SUPPLIED DATA:

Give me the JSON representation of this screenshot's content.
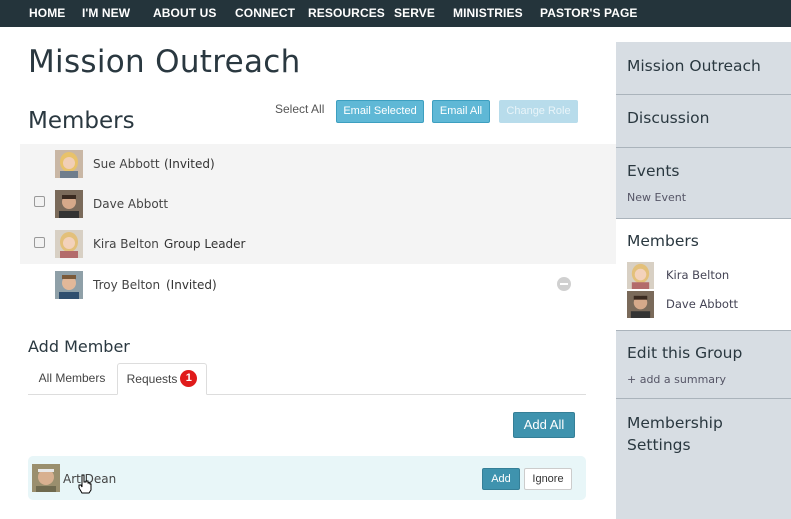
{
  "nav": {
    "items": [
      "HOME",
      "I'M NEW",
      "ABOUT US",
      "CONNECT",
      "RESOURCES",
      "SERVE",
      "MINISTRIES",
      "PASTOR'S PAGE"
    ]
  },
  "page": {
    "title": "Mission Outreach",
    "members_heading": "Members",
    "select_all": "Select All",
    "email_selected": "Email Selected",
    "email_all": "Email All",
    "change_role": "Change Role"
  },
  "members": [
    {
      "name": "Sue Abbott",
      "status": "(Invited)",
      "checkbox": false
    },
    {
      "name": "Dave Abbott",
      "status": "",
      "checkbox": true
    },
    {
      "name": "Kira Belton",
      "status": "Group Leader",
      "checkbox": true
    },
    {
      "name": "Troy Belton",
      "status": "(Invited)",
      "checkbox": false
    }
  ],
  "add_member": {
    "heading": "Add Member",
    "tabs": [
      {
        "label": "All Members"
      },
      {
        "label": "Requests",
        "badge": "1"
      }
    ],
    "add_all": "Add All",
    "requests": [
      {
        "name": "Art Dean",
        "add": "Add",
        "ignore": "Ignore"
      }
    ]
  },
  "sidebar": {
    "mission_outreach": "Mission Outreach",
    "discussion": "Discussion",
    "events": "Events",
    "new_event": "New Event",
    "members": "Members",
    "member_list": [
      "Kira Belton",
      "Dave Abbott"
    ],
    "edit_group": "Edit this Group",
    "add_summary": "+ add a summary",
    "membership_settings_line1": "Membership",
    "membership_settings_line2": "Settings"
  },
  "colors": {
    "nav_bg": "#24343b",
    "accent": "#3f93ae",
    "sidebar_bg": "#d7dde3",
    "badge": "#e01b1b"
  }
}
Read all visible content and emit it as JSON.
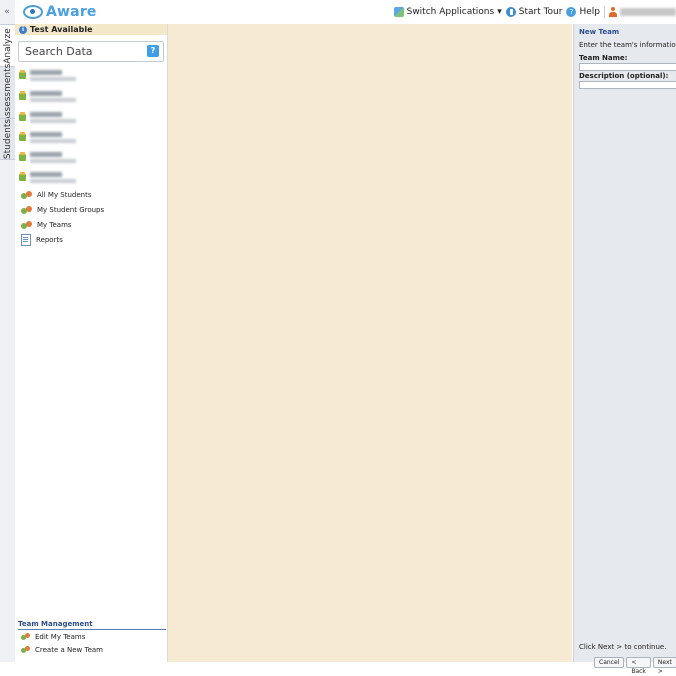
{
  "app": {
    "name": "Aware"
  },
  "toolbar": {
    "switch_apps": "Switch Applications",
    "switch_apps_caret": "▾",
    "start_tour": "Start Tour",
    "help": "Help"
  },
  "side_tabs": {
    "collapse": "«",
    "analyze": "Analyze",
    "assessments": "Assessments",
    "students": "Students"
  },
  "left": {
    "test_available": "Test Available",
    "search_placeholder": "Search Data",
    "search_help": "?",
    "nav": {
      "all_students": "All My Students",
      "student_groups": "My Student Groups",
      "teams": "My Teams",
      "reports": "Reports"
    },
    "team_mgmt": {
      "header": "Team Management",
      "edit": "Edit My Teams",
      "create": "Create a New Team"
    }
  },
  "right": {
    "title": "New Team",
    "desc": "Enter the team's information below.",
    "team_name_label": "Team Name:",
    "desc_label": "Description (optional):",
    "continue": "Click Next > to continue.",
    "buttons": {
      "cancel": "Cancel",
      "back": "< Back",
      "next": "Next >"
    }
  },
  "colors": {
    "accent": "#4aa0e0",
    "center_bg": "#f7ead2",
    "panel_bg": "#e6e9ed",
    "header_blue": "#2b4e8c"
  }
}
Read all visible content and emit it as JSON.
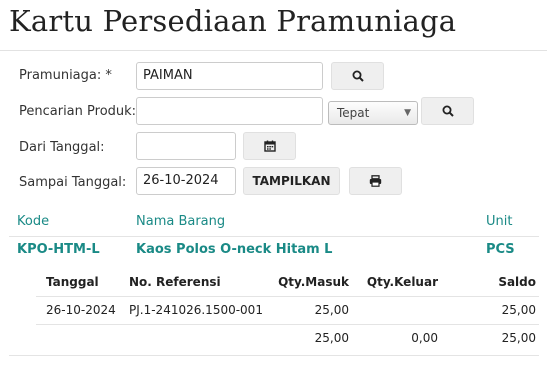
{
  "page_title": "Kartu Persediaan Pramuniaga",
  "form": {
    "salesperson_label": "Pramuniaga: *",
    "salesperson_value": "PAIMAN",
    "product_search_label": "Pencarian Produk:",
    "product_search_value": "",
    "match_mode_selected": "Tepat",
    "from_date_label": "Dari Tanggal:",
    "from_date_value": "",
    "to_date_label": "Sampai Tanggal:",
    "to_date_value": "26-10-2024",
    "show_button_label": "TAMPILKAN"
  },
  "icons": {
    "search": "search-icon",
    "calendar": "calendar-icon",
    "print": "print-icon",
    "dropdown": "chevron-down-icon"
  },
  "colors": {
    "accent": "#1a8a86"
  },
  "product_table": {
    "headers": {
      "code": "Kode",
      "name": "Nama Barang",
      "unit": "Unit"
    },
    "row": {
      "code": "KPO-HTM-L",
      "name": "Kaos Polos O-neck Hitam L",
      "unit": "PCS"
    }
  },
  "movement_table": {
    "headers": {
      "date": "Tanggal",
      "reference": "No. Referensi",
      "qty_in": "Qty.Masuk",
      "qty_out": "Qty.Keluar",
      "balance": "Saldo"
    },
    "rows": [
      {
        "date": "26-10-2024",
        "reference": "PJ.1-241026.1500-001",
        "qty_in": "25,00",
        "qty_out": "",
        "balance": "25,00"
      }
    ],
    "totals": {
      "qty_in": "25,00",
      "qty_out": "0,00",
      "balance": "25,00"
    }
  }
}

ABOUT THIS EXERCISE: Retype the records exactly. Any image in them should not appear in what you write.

RESPONSE BOX:
Give me the JSON representation of this screenshot's content.
{
  "nav": {
    "items": [
      "HOME",
      "I'M NEW",
      "ABOUT US",
      "CONNECT",
      "RESOURCES",
      "SERVE",
      "MINISTRIES",
      "PASTOR'S PAGE"
    ]
  },
  "page": {
    "title": "Mission Outreach",
    "members_heading": "Members",
    "select_all": "Select All",
    "email_selected": "Email Selected",
    "email_all": "Email All",
    "change_role": "Change Role"
  },
  "members": [
    {
      "name": "Sue Abbott",
      "status": "(Invited)",
      "checkbox": false
    },
    {
      "name": "Dave Abbott",
      "status": "",
      "checkbox": true
    },
    {
      "name": "Kira Belton",
      "status": "Group Leader",
      "checkbox": true
    },
    {
      "name": "Troy Belton",
      "status": "(Invited)",
      "checkbox": false
    }
  ],
  "add_member": {
    "heading": "Add Member",
    "tabs": [
      {
        "label": "All Members"
      },
      {
        "label": "Requests",
        "badge": "1"
      }
    ],
    "add_all": "Add All",
    "requests": [
      {
        "name": "Art Dean",
        "add": "Add",
        "ignore": "Ignore"
      }
    ]
  },
  "sidebar": {
    "mission_outreach": "Mission Outreach",
    "discussion": "Discussion",
    "events": "Events",
    "new_event": "New Event",
    "members": "Members",
    "member_list": [
      "Kira Belton",
      "Dave Abbott"
    ],
    "edit_group": "Edit this Group",
    "add_summary": "+ add a summary",
    "membership_settings_line1": "Membership",
    "membership_settings_line2": "Settings"
  },
  "colors": {
    "nav_bg": "#24343b",
    "accent": "#3f93ae",
    "sidebar_bg": "#d7dde3",
    "badge": "#e01b1b"
  }
}
Read all visible content and emit it as JSON.
{
  "app": {
    "name": "Aware"
  },
  "toolbar": {
    "switch_apps": "Switch Applications",
    "switch_apps_caret": "▾",
    "start_tour": "Start Tour",
    "help": "Help"
  },
  "side_tabs": {
    "collapse": "«",
    "analyze": "Analyze",
    "assessments": "Assessments",
    "students": "Students"
  },
  "left": {
    "test_available": "Test Available",
    "search_placeholder": "Search Data",
    "search_help": "?",
    "nav": {
      "all_students": "All My Students",
      "student_groups": "My Student Groups",
      "teams": "My Teams",
      "reports": "Reports"
    },
    "team_mgmt": {
      "header": "Team Management",
      "edit": "Edit My Teams",
      "create": "Create a New Team"
    }
  },
  "right": {
    "title": "New Team",
    "desc": "Enter the team's information below.",
    "team_name_label": "Team Name:",
    "desc_label": "Description (optional):",
    "continue": "Click Next > to continue.",
    "buttons": {
      "cancel": "Cancel",
      "back": "< Back",
      "next": "Next >"
    }
  },
  "colors": {
    "accent": "#4aa0e0",
    "center_bg": "#f7ead2",
    "panel_bg": "#e6e9ed",
    "header_blue": "#2b4e8c"
  }
}
Read all visible content and emit it as JSON.
{
  "page_title": "Kartu Persediaan Pramuniaga",
  "form": {
    "salesperson_label": "Pramuniaga: *",
    "salesperson_value": "PAIMAN",
    "product_search_label": "Pencarian Produk:",
    "product_search_value": "",
    "match_mode_selected": "Tepat",
    "from_date_label": "Dari Tanggal:",
    "from_date_value": "",
    "to_date_label": "Sampai Tanggal:",
    "to_date_value": "26-10-2024",
    "show_button_label": "TAMPILKAN"
  },
  "icons": {
    "search": "search-icon",
    "calendar": "calendar-icon",
    "print": "print-icon",
    "dropdown": "chevron-down-icon"
  },
  "colors": {
    "accent": "#1a8a86"
  },
  "product_table": {
    "headers": {
      "code": "Kode",
      "name": "Nama Barang",
      "unit": "Unit"
    },
    "row": {
      "code": "KPO-HTM-L",
      "name": "Kaos Polos O-neck Hitam L",
      "unit": "PCS"
    }
  },
  "movement_table": {
    "headers": {
      "date": "Tanggal",
      "reference": "No. Referensi",
      "qty_in": "Qty.Masuk",
      "qty_out": "Qty.Keluar",
      "balance": "Saldo"
    },
    "rows": [
      {
        "date": "26-10-2024",
        "reference": "PJ.1-241026.1500-001",
        "qty_in": "25,00",
        "qty_out": "",
        "balance": "25,00"
      }
    ],
    "totals": {
      "qty_in": "25,00",
      "qty_out": "0,00",
      "balance": "25,00"
    }
  }
}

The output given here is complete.